- Make it a habit. It takes about three weeks for something to become a habit so give yourself the time to create a regular routine. One way is to try to exercise about the same time each day. Exercise can become addictive in a positive way. Once it becomes a habit, you’ll notice when you aren’t doing something. When you like and enjoy an activity, then you’ll look forward to it.
- Build exercise into your lifestyle. Be honest with yourself. If you don’t live close to a gym, it’s probably not going to be a habit for you. If you’re not a morning person, don’t plan on somehow getting up early to make a boot camp class. The key is building activity into your lifestyle so it’s not disruptive. There are many ways to do this and it doesn’t mean you need to make a big financial investment. Borrow exercise DVDs from the library or DVR a program. Do weight or resistance training with items around your house (use canned food as light weights). Walking only requires a good pair of shoes. Just think about other ways to build physical activity into your day and then incorporate them. Set a goal to try one new way each week.
- Do bouts of exercise. It’s OK to break up your physical activity into smaller segments. The American Heart Association recommends 30 minutes a day of exercise most days. If that sounds overwhelming, try three 10 minute sessions. You could do several minutes of stretching when you get up, take a short walk before or after lunch, put in a DVD or walk the dog when you get home. What other ways can you do short spurts of exercise? Remember that it all adds up to that magic number
- Keep going. If you miss a day or two, don’t worry about it. Everyone struggles once in a while. Just make sure you get back at it the next day. It doesn’t take too long to get back into your routine. It’s easy to make something a habit again. You’ll see the same benefits as before. Anything that you can fit in will show benefits.
Since the weather has gotten warmer in the last couple of weeks, I’ve been walking each day in neighborhood parks. After sitting for most of the day, it’s nice to get outdoors and walk. My goal is three miles each day for five days each week. Due to my schedule, I haven’t met goal at this time but I’m still working on it.
So what type of physical activity are you going to try to see if you enjoy?
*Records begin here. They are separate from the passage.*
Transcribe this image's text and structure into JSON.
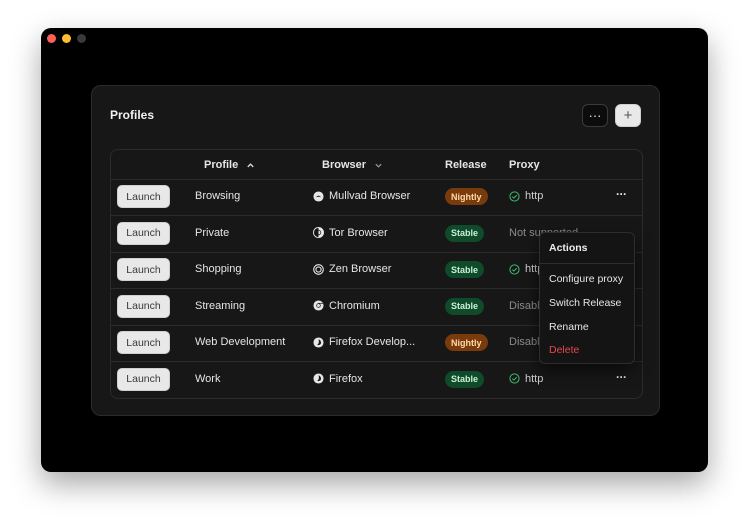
{
  "card": {
    "title": "Profiles",
    "more_label": "···",
    "add_label": "+"
  },
  "table": {
    "columns": {
      "profile": "Profile",
      "browser": "Browser",
      "release": "Release",
      "proxy": "Proxy"
    },
    "rows": [
      {
        "launch": "Launch",
        "name": "Browsing",
        "browser": "Mullvad Browser",
        "browser_icon": "mullvad-icon",
        "release": "Nightly",
        "release_kind": "nightly",
        "proxy": "http",
        "proxy_status": "ok"
      },
      {
        "launch": "Launch",
        "name": "Private",
        "browser": "Tor Browser",
        "browser_icon": "tor-icon",
        "release": "Stable",
        "release_kind": "stable",
        "proxy": "Not supported",
        "proxy_status": "muted"
      },
      {
        "launch": "Launch",
        "name": "Shopping",
        "browser": "Zen Browser",
        "browser_icon": "zen-icon",
        "release": "Stable",
        "release_kind": "stable",
        "proxy": "http",
        "proxy_status": "ok"
      },
      {
        "launch": "Launch",
        "name": "Streaming",
        "browser": "Chromium",
        "browser_icon": "chromium-icon",
        "release": "Stable",
        "release_kind": "stable",
        "proxy": "Disabled",
        "proxy_status": "muted"
      },
      {
        "launch": "Launch",
        "name": "Web Development",
        "browser": "Firefox Develop...",
        "browser_icon": "firefox-icon",
        "release": "Nightly",
        "release_kind": "nightly",
        "proxy": "Disabled",
        "proxy_status": "muted"
      },
      {
        "launch": "Launch",
        "name": "Work",
        "browser": "Firefox",
        "browser_icon": "firefox-icon",
        "release": "Stable",
        "release_kind": "stable",
        "proxy": "http",
        "proxy_status": "ok"
      }
    ]
  },
  "menu": {
    "title": "Actions",
    "items": [
      "Configure proxy",
      "Switch Release",
      "Rename",
      "Delete"
    ]
  },
  "colors": {
    "nightly": "#7a3b0c",
    "stable": "#0f4a2a",
    "danger": "#e5484d"
  }
}
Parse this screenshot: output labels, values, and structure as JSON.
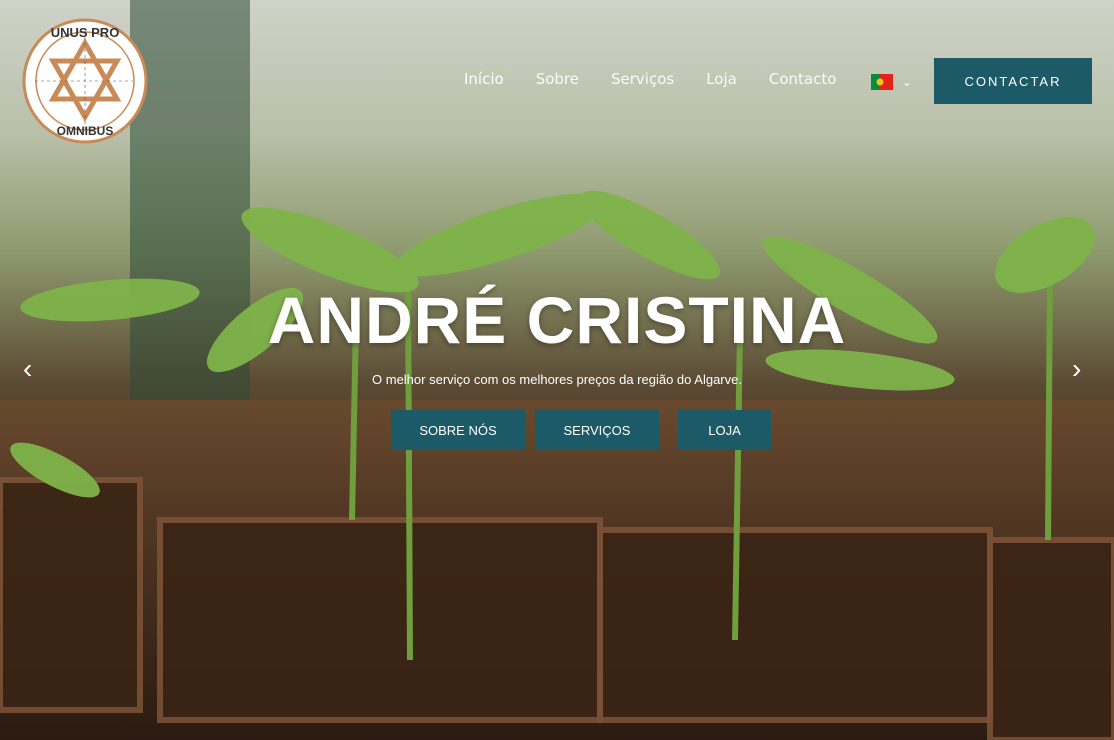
{
  "logo": {
    "top_text": "UNUS PRO",
    "bottom_text": "OMNIBUS"
  },
  "nav": [
    {
      "label": "Início"
    },
    {
      "label": "Sobre"
    },
    {
      "label": "Serviços"
    },
    {
      "label": "Loja"
    },
    {
      "label": "Contacto"
    }
  ],
  "cta_label": "CONTACTAR",
  "hero": {
    "title": "ANDRÉ CRISTINA",
    "subtitle": "O melhor serviço com os melhores preços da região do Algarve.",
    "buttons": [
      "SOBRE NÓS",
      "SERVIÇOS",
      "LOJA"
    ]
  },
  "colors": {
    "accent": "#1d5a67",
    "logo_ring": "#c98a57"
  },
  "icons": {
    "prev": "chevron-left-icon",
    "next": "chevron-right-icon",
    "language": "flag-portugal-icon"
  }
}
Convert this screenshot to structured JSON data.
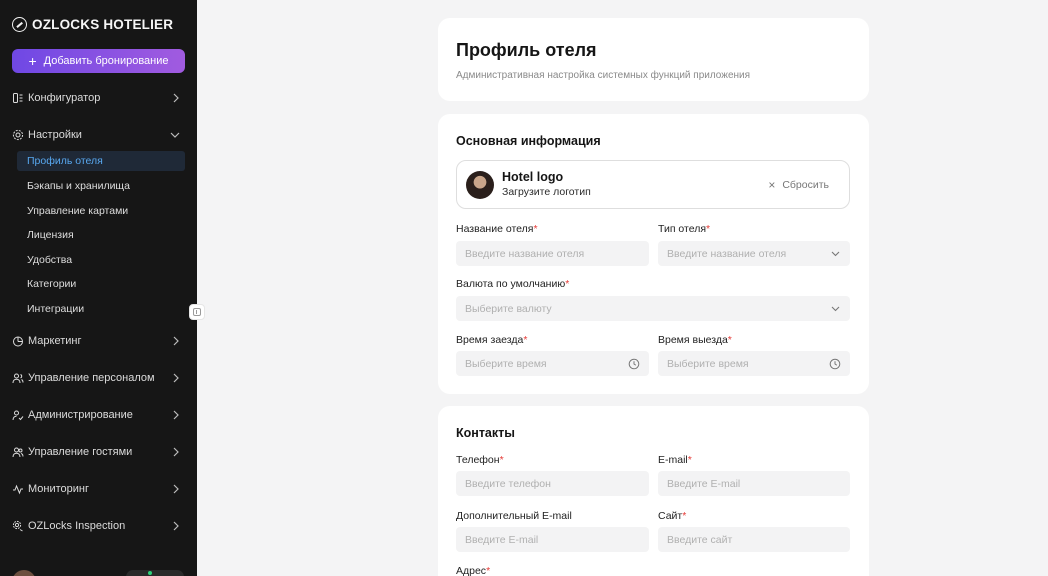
{
  "sidebar": {
    "brand": "OZLOCKS HOTELIER",
    "add_booking": "Добавить бронирование",
    "items": [
      {
        "label": "Конфигуратор"
      },
      {
        "label": "Настройки"
      },
      {
        "label": "Маркетинг"
      },
      {
        "label": "Управление персоналом"
      },
      {
        "label": "Администрирование"
      },
      {
        "label": "Управление гостями"
      },
      {
        "label": "Мониторинг"
      },
      {
        "label": "OZLocks Inspection"
      }
    ],
    "settings_sub": [
      {
        "label": "Профиль отеля",
        "active": true
      },
      {
        "label": "Бэкапы и хранилища"
      },
      {
        "label": "Управление картами"
      },
      {
        "label": "Лицензия"
      },
      {
        "label": "Удобства"
      },
      {
        "label": "Категории"
      },
      {
        "label": "Интеграции"
      }
    ]
  },
  "header": {
    "title": "Профиль отеля",
    "subtitle": "Административная настройка системных функций приложения"
  },
  "basic": {
    "title": "Основная информация",
    "logo_title": "Hotel logo",
    "logo_subtitle": "Загрузите логотип",
    "reset": "Сбросить",
    "hotel_name_label": "Название отеля",
    "hotel_name_placeholder": "Введите название отеля",
    "hotel_type_label": "Тип отеля",
    "hotel_type_placeholder": "Введите название отеля",
    "currency_label": "Валюта по умолчанию",
    "currency_placeholder": "Выберите валюту",
    "checkin_label": "Время заезда",
    "checkin_placeholder": "Выберите время",
    "checkout_label": "Время выезда",
    "checkout_placeholder": "Выберите время"
  },
  "contacts": {
    "title": "Контакты",
    "phone_label": "Телефон",
    "phone_placeholder": "Введите телефон",
    "email_label": "E-mail",
    "email_placeholder": "Введите E-mail",
    "extra_email_label": "Дополнительный E-mail",
    "extra_email_placeholder": "Введите E-mail",
    "site_label": "Сайт",
    "site_placeholder": "Введите сайт",
    "address_label": "Адрес"
  },
  "required_mark": "*"
}
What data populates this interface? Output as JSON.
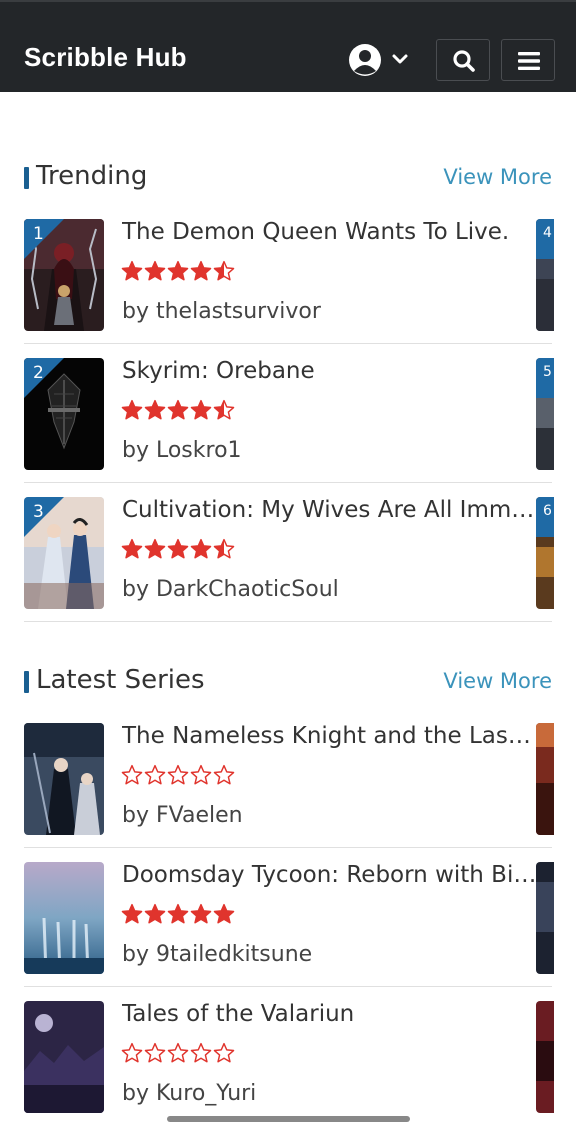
{
  "header": {
    "brand": "Scribble Hub",
    "user_menu_icon": "user-circle-icon",
    "search_icon": "search-icon",
    "menu_icon": "hamburger-icon"
  },
  "trending": {
    "title": "Trending",
    "view_more": "View More",
    "items": [
      {
        "rank": "1",
        "title": "The Demon Queen Wants To Live.",
        "rating": 4.5,
        "author": "by thelastsurvivor",
        "peek_rank": "4"
      },
      {
        "rank": "2",
        "title": "Skyrim: Orebane",
        "rating": 4.5,
        "author": "by Loskro1",
        "peek_rank": "5"
      },
      {
        "rank": "3",
        "title": "Cultivation: My Wives Are All Immo...",
        "rating": 4.5,
        "author": "by DarkChaoticSoul",
        "peek_rank": "6"
      }
    ]
  },
  "latest": {
    "title": "Latest Series",
    "view_more": "View More",
    "items": [
      {
        "title": "The Nameless Knight and the Last ...",
        "rating": 0,
        "author": "by FVaelen"
      },
      {
        "title": "Doomsday Tycoon: Reborn with Bill...",
        "rating": 5,
        "author": "by 9tailedkitsune"
      },
      {
        "title": "Tales of the Valariun",
        "rating": 0,
        "author": "by Kuro_Yuri"
      }
    ]
  },
  "colors": {
    "header_bg": "#232629",
    "accent": "#1a5f91",
    "link": "#3b93bb",
    "star": "#e0342d"
  }
}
Carrie T. Brazeal is the County Extension Agent for Family and Consumer Sciences with Texas A&M AgriLife Extension Service. She may be reached at email@example.com or 972.424.1460, Ext. 4233.